--- Input for this task Enclosed Below ---
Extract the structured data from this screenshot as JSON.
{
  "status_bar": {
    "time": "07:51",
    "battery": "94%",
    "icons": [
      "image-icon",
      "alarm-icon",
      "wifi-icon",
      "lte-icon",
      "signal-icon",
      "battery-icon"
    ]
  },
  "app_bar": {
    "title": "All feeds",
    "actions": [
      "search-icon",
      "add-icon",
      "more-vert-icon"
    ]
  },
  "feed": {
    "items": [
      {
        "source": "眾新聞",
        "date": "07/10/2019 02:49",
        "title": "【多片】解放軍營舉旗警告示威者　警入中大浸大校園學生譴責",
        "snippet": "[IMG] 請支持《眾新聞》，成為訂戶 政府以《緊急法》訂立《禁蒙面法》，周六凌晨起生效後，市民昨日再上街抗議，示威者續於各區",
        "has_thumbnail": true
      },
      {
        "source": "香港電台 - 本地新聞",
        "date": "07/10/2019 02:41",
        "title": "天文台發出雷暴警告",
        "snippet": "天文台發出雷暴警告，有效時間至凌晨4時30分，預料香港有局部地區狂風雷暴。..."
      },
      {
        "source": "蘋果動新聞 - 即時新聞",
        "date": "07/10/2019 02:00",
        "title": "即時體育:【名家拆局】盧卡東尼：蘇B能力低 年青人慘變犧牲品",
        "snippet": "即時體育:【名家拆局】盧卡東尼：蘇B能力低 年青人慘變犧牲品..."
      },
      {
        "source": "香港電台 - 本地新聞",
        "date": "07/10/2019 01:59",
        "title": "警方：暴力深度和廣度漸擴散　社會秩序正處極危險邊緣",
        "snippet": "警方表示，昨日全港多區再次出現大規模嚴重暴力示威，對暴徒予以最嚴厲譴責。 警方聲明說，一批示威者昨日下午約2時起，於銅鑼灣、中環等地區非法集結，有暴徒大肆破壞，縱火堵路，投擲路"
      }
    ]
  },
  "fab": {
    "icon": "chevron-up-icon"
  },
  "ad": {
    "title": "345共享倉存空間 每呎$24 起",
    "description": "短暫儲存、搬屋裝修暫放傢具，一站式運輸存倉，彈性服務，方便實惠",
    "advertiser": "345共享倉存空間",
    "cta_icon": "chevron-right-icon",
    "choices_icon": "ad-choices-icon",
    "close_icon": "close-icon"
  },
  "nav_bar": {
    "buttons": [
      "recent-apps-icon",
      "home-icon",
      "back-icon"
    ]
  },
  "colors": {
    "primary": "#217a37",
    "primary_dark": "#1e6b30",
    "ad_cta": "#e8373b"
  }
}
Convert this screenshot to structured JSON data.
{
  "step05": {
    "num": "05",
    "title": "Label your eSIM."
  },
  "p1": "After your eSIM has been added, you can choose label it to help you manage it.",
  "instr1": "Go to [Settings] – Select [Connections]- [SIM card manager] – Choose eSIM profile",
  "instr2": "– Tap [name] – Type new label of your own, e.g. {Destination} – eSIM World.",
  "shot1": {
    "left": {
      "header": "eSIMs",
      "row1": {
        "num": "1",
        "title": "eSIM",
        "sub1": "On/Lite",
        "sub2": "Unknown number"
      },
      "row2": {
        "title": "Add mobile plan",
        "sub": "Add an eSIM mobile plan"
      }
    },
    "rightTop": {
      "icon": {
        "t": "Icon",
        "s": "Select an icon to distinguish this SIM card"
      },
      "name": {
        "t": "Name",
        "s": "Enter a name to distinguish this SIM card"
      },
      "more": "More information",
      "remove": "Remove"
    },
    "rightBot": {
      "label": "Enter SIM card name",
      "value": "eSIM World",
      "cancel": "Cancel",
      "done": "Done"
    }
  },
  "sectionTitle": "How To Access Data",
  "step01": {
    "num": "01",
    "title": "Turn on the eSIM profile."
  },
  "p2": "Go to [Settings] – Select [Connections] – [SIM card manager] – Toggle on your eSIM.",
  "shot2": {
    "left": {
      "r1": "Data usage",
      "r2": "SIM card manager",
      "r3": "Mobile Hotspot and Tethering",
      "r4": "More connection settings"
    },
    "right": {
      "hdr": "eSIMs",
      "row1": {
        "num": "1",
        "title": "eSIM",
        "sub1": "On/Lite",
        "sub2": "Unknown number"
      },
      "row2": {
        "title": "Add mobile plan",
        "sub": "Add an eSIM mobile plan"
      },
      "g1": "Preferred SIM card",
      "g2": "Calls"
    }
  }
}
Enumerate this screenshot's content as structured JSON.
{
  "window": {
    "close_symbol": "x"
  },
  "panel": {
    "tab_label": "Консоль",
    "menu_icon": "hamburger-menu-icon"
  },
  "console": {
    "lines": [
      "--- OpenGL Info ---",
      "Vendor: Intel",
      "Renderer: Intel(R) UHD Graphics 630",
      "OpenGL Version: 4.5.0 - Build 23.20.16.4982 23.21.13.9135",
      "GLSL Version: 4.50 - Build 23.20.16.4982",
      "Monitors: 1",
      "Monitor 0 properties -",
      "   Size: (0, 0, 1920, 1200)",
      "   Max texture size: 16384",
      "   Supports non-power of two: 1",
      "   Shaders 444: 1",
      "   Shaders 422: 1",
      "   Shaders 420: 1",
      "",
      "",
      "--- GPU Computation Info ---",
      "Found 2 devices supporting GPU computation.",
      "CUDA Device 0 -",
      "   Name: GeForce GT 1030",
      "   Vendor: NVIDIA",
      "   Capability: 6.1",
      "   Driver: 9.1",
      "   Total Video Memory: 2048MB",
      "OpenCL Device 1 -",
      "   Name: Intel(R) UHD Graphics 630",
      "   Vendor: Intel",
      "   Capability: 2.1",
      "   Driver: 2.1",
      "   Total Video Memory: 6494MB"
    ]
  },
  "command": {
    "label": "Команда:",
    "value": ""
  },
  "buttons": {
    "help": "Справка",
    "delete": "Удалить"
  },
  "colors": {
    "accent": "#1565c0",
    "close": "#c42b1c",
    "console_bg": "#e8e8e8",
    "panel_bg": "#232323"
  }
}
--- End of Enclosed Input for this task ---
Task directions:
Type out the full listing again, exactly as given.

Solution for this problem:
Extract the structured data from this screenshot as JSON.
{
  "status_bar": {
    "time": "07:51",
    "battery": "94%",
    "icons": [
      "image-icon",
      "alarm-icon",
      "wifi-icon",
      "lte-icon",
      "signal-icon",
      "battery-icon"
    ]
  },
  "app_bar": {
    "title": "All feeds",
    "actions": [
      "search-icon",
      "add-icon",
      "more-vert-icon"
    ]
  },
  "feed": {
    "items": [
      {
        "source": "眾新聞",
        "date": "07/10/2019 02:49",
        "title": "【多片】解放軍營舉旗警告示威者　警入中大浸大校園學生譴責",
        "snippet": "[IMG] 請支持《眾新聞》，成為訂戶 政府以《緊急法》訂立《禁蒙面法》，周六凌晨起生效後，市民昨日再上街抗議，示威者續於各區",
        "has_thumbnail": true
      },
      {
        "source": "香港電台 - 本地新聞",
        "date": "07/10/2019 02:41",
        "title": "天文台發出雷暴警告",
        "snippet": "天文台發出雷暴警告，有效時間至凌晨4時30分，預料香港有局部地區狂風雷暴。..."
      },
      {
        "source": "蘋果動新聞 - 即時新聞",
        "date": "07/10/2019 02:00",
        "title": "即時體育:【名家拆局】盧卡東尼：蘇B能力低 年青人慘變犧牲品",
        "snippet": "即時體育:【名家拆局】盧卡東尼：蘇B能力低 年青人慘變犧牲品..."
      },
      {
        "source": "香港電台 - 本地新聞",
        "date": "07/10/2019 01:59",
        "title": "警方：暴力深度和廣度漸擴散　社會秩序正處極危險邊緣",
        "snippet": "警方表示，昨日全港多區再次出現大規模嚴重暴力示威，對暴徒予以最嚴厲譴責。 警方聲明說，一批示威者昨日下午約2時起，於銅鑼灣、中環等地區非法集結，有暴徒大肆破壞，縱火堵路，投擲路"
      }
    ]
  },
  "fab": {
    "icon": "chevron-up-icon"
  },
  "ad": {
    "title": "345共享倉存空間 每呎$24 起",
    "description": "短暫儲存、搬屋裝修暫放傢具，一站式運輸存倉，彈性服務，方便實惠",
    "advertiser": "345共享倉存空間",
    "cta_icon": "chevron-right-icon",
    "choices_icon": "ad-choices-icon",
    "close_icon": "close-icon"
  },
  "nav_bar": {
    "buttons": [
      "recent-apps-icon",
      "home-icon",
      "back-icon"
    ]
  },
  "colors": {
    "primary": "#217a37",
    "primary_dark": "#1e6b30",
    "ad_cta": "#e8373b"
  }
}
Convert this screenshot to structured JSON data.
{
  "step05": {
    "num": "05",
    "title": "Label your eSIM."
  },
  "p1": "After your eSIM has been added, you can choose label it to help you manage it.",
  "instr1": "Go to [Settings] – Select [Connections]- [SIM card manager] – Choose eSIM profile",
  "instr2": "– Tap [name] – Type new label of your own, e.g. {Destination} – eSIM World.",
  "shot1": {
    "left": {
      "header": "eSIMs",
      "row1": {
        "num": "1",
        "title": "eSIM",
        "sub1": "On/Lite",
        "sub2": "Unknown number"
      },
      "row2": {
        "title": "Add mobile plan",
        "sub": "Add an eSIM mobile plan"
      }
    },
    "rightTop": {
      "icon": {
        "t": "Icon",
        "s": "Select an icon to distinguish this SIM card"
      },
      "name": {
        "t": "Name",
        "s": "Enter a name to distinguish this SIM card"
      },
      "more": "More information",
      "remove": "Remove"
    },
    "rightBot": {
      "label": "Enter SIM card name",
      "value": "eSIM World",
      "cancel": "Cancel",
      "done": "Done"
    }
  },
  "sectionTitle": "How To Access Data",
  "step01": {
    "num": "01",
    "title": "Turn on the eSIM profile."
  },
  "p2": "Go to [Settings] – Select [Connections] – [SIM card manager] – Toggle on your eSIM.",
  "shot2": {
    "left": {
      "r1": "Data usage",
      "r2": "SIM card manager",
      "r3": "Mobile Hotspot and Tethering",
      "r4": "More connection settings"
    },
    "right": {
      "hdr": "eSIMs",
      "row1": {
        "num": "1",
        "title": "eSIM",
        "sub1": "On/Lite",
        "sub2": "Unknown number"
      },
      "row2": {
        "title": "Add mobile plan",
        "sub": "Add an eSIM mobile plan"
      },
      "g1": "Preferred SIM card",
      "g2": "Calls"
    }
  }
}
Enumerate this screenshot's content as structured JSON.
{
  "window": {
    "close_symbol": "x"
  },
  "panel": {
    "tab_label": "Консоль",
    "menu_icon": "hamburger-menu-icon"
  },
  "console": {
    "lines": [
      "--- OpenGL Info ---",
      "Vendor: Intel",
      "Renderer: Intel(R) UHD Graphics 630",
      "OpenGL Version: 4.5.0 - Build 23.20.16.4982 23.21.13.9135",
      "GLSL Version: 4.50 - Build 23.20.16.4982",
      "Monitors: 1",
      "Monitor 0 properties -",
      "   Size: (0, 0, 1920, 1200)",
      "   Max texture size: 16384",
      "   Supports non-power of two: 1",
      "   Shaders 444: 1",
      "   Shaders 422: 1",
      "   Shaders 420: 1",
      "",
      "",
      "--- GPU Computation Info ---",
      "Found 2 devices supporting GPU computation.",
      "CUDA Device 0 -",
      "   Name: GeForce GT 1030",
      "   Vendor: NVIDIA",
      "   Capability: 6.1",
      "   Driver: 9.1",
      "   Total Video Memory: 2048MB",
      "OpenCL Device 1 -",
      "   Name: Intel(R) UHD Graphics 630",
      "   Vendor: Intel",
      "   Capability: 2.1",
      "   Driver: 2.1",
      "   Total Video Memory: 6494MB"
    ]
  },
  "command": {
    "label": "Команда:",
    "value": ""
  },
  "buttons": {
    "help": "Справка",
    "delete": "Удалить"
  },
  "colors": {
    "accent": "#1565c0",
    "close": "#c42b1c",
    "console_bg": "#e8e8e8",
    "panel_bg": "#232323"
  }
}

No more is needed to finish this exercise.